*** Input for this task Section Begins ***

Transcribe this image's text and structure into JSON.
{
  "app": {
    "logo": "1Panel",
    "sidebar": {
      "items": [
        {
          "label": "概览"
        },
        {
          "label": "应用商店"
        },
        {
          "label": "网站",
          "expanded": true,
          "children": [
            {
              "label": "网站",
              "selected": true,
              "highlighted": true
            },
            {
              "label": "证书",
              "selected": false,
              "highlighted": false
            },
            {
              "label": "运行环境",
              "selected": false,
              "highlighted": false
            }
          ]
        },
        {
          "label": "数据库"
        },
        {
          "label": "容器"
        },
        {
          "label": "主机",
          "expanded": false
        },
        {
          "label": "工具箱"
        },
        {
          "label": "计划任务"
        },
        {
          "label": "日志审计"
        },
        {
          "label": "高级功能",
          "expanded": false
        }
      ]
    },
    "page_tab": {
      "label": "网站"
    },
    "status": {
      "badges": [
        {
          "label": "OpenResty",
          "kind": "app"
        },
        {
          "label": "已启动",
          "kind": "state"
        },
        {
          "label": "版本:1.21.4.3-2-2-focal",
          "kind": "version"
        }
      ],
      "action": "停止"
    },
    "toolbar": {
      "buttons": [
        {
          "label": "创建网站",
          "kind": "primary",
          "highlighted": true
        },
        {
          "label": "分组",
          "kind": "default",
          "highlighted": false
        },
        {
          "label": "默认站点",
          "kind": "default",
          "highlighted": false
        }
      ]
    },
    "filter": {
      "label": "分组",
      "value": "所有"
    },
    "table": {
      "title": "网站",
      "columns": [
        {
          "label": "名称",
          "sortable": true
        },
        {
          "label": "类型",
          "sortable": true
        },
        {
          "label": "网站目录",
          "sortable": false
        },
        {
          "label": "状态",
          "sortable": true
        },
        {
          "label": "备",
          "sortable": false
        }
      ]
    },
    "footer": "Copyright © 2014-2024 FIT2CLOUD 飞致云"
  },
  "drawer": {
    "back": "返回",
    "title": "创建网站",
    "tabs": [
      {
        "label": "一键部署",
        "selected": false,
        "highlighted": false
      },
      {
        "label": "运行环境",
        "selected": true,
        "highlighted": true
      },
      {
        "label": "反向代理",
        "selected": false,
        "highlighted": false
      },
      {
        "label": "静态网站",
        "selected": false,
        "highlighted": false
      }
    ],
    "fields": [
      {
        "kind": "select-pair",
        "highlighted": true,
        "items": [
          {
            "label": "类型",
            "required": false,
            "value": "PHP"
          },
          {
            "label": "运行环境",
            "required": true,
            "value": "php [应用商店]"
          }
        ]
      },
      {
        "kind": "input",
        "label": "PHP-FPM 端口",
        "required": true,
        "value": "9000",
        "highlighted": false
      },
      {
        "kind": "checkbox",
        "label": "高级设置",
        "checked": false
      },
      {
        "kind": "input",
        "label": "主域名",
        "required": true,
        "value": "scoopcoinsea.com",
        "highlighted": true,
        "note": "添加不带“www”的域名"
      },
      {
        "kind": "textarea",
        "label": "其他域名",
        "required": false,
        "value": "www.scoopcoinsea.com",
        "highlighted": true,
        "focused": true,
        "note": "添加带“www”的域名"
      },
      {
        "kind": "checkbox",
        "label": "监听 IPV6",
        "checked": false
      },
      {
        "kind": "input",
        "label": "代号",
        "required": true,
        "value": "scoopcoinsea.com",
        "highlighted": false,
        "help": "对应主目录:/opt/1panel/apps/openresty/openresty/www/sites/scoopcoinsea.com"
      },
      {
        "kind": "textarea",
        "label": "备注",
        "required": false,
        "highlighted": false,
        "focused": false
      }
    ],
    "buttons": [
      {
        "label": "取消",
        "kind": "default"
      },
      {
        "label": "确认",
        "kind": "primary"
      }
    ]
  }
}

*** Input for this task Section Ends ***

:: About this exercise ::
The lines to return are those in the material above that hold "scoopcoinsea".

:: Result below ::
        "value": "scoopcoinsea.com",
        "value": "www.scoopcoinsea.com",
        "value": "scoopcoinsea.com",
        "help": "对应主目录:/opt/1panel/apps/openresty/openresty/www/sites/scoopcoinsea.com"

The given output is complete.